Beyond mining reforms

By Jim Norine

4 min read

Article first published in Mexico Business News, July 2023. Reprinted with permission.

Everyone has an opinion about how Mexico’s recent reforms will impact the mining industry and the country. Most suggest that the laws – which shorten concession times from 50 years to 30 years, tighten water extraction permitting processes and include requirements for community empowerment, among other measures – will lead to a significant drawback in foreign investment and mining activity. And that could hamper economic growth across the economy.

Within the Mexican mining community itself, there are significant concerns about the future viability of the market. In reality, international investors are engaged in a global game where market risks play a considerable role. At a time where neighbors are moving to make life easier for mining companies to get critical minerals to market (the US is working to reduce red tape at the Federal and, often, at the State level too), this type of radical and rapid reform only serves to spook markets.

To be clear, I share many of those concerns. I worry that Mexico’s high international standing as a great place for mining companies to invest may be at risk. I worry about what the laws might mean for Junior mining companies in particular. And for regions of the country where mining activity drives significant economic activity – like the State of Sonora where Junior mining companies are the lifeblood of the economy.

A new reality emerges

While the new mining laws may make life more difficult for the mining industry in Mexico, it will not make it impossible. There will still be significant opportunities for mining in Mexico. And Mexico will continue to be amongst the more attractive markets for investors. But some things will certainly change.

For one, shortening the concession lifespan will push investors and Juniors towards the highest-grade deposits as they seek to maximize profitability within a tighter timeframe. Much more focus will be placed on selecting the most valuable projects as early in the process as possible. The shape and areas of activity will shift – with important implications for the local supply chain and ecosystem.

Much more focus and resources will also need to be put into ESG-related considerations and requirements. In many ways, the reforms were meant to bring Mexico’s sustainability and environmental permitting up to North American standards and expectations; those with operations in Canada or the US, for example, will not necessarily find them more stringent than they would face in those markets.

Most importantly, mining companies will need to become much more focused on project economics. Every cost and design element will need to be scrutinized to maximize the whole-of-life value. Creative thinking and smart ideas will be needed to create robust financial plans. Owners will need to sharpen their pencils if they want to make the project work.

It takes a community

There is still significant opportunity for mining interests in Mexico. But uncovering and exploiting them will take collaboration across the many players in the ecosystem.

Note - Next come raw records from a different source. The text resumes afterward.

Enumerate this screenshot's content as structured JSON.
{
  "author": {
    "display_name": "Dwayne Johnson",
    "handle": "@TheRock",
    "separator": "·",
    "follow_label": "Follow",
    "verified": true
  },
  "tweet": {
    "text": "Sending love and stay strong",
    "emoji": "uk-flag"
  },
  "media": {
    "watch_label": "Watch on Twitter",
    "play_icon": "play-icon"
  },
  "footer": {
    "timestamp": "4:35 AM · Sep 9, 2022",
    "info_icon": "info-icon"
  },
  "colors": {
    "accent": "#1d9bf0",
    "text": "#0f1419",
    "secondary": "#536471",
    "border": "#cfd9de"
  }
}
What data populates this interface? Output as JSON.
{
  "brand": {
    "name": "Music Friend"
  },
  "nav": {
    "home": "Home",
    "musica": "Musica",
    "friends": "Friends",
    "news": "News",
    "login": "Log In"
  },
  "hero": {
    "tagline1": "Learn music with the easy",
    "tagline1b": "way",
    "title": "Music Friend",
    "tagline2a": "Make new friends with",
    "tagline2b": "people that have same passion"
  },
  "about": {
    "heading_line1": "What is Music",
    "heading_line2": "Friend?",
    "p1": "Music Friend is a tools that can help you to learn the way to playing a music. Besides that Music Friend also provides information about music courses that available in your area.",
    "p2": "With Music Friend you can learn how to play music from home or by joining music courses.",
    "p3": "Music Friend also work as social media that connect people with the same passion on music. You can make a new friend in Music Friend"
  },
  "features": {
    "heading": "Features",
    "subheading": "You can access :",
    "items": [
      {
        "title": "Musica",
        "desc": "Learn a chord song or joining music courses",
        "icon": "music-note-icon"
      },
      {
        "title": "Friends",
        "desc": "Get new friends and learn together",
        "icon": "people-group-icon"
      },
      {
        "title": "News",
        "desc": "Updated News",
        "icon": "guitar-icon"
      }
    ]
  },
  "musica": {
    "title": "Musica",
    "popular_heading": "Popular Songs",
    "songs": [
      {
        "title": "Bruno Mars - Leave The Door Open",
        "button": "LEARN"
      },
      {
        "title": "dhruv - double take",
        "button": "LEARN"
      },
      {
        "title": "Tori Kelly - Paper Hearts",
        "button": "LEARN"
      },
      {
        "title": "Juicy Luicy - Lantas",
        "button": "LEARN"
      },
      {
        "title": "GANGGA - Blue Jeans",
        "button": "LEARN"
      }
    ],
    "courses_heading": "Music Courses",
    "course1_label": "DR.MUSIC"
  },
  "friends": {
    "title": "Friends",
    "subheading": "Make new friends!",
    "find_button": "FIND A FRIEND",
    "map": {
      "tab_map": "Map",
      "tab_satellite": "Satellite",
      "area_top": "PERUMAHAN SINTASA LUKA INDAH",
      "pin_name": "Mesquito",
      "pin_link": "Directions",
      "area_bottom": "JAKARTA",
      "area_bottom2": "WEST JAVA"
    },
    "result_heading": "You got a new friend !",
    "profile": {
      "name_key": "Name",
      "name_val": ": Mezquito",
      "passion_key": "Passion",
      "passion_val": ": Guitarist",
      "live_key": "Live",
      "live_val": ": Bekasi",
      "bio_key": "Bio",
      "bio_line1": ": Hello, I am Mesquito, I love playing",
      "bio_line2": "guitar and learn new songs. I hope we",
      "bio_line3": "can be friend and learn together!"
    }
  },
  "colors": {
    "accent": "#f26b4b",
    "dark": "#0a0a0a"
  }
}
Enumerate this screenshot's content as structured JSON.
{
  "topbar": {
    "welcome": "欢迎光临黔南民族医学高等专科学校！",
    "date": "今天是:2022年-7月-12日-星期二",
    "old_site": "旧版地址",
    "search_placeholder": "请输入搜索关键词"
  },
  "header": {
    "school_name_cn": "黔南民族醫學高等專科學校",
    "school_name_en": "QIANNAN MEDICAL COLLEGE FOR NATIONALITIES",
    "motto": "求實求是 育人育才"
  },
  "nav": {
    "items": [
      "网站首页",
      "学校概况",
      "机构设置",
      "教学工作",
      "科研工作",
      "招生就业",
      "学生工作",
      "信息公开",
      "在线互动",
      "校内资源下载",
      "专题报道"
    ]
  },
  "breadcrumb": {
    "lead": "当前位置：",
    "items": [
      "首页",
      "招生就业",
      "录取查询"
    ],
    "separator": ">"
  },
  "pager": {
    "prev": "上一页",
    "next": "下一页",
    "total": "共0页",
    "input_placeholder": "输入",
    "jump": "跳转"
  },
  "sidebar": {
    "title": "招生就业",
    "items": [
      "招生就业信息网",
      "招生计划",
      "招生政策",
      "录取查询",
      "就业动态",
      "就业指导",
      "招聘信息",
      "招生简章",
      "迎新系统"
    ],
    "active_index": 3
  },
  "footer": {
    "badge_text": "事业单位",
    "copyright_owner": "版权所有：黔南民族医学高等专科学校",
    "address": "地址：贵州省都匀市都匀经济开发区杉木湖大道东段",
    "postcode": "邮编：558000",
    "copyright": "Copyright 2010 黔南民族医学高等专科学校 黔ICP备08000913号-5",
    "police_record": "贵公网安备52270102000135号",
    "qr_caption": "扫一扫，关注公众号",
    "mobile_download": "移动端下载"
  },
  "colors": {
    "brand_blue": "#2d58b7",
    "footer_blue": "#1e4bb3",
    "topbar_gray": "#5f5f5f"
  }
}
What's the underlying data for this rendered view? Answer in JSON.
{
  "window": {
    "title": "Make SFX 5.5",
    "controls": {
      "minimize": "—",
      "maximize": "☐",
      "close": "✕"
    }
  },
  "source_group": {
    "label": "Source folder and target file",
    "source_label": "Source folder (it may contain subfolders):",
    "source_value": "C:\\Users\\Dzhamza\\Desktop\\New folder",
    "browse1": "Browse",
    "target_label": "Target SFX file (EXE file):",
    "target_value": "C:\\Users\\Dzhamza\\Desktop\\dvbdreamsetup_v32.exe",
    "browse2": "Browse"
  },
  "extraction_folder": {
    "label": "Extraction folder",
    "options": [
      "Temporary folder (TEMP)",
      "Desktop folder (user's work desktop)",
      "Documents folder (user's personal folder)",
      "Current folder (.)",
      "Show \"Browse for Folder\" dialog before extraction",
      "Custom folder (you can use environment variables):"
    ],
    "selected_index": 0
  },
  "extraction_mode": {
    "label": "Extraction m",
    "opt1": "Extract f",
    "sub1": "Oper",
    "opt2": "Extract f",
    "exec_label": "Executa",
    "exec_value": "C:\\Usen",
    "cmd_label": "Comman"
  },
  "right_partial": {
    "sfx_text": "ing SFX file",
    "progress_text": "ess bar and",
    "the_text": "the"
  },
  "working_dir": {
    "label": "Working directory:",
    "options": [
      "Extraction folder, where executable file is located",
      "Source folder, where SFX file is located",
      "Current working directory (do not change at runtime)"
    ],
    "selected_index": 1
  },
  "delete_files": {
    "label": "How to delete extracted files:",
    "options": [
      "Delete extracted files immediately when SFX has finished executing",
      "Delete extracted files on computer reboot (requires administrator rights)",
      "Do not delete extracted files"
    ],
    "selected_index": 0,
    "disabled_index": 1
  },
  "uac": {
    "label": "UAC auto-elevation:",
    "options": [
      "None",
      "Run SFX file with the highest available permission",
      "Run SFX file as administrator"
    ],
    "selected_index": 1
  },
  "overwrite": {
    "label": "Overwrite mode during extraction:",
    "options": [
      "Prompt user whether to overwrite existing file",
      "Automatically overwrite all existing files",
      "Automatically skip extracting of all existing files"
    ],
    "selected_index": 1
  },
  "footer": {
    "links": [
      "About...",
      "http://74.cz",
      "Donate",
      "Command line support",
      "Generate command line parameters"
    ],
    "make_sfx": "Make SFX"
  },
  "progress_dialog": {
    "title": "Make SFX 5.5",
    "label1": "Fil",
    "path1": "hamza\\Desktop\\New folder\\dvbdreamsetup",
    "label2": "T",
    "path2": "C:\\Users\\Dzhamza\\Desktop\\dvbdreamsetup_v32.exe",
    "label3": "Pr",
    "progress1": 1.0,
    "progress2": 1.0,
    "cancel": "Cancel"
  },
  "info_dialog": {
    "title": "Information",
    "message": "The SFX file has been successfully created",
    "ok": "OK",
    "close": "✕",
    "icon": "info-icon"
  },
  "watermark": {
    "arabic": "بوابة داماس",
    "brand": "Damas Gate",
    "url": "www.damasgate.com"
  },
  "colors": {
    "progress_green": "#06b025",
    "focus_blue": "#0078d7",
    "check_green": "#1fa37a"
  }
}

Governments – My hope is that the federal government will engage with industry to discuss concerns and find a middle ground. State and local governments should be looking at how they can help shift the agenda.

Mining mid-caps and majors – While the direct impacts on larger mining companies may be more limited, the long-term economic viability of the sector – and the availability of future junior assets for acquisition – is at risk. Majors and mid-caps should be participating in the debate as juniors are often the source of expansion.

Service providers – Junior mining companies will be looking for expert advice and innovative ideas to help drive their projects. Service providers will need to provide support with a wider range of sustainability services and smart design advice.

Investors – Mexico still has all the key fundamentals for investment and will continue to be an important mining market for decades to come. Now is the time to engage constructively with governments, owners, suppliers and service providers to understand the actual implications of the new laws.

Time to step up

As I noted in my last article, Ausenco is committed to Mexico over the long term. We see this new legislation as a call to action.

We will continue to grow our (already leading) sustainability practice and services in Mexico. We will redouble our efforts to create positive outcomes for our clients in Mexico as they seek project financing. We will support the local ecosystem through localization and partnerships. And we will continuously seek to find a better way to help our clients deliver their objectives.

Mexico’s new mining laws make life more difficult for the industry. But I believe there is still significant opportunity to be had in the market. It’s up to the community to help make it work.

Contact Jim to learn more.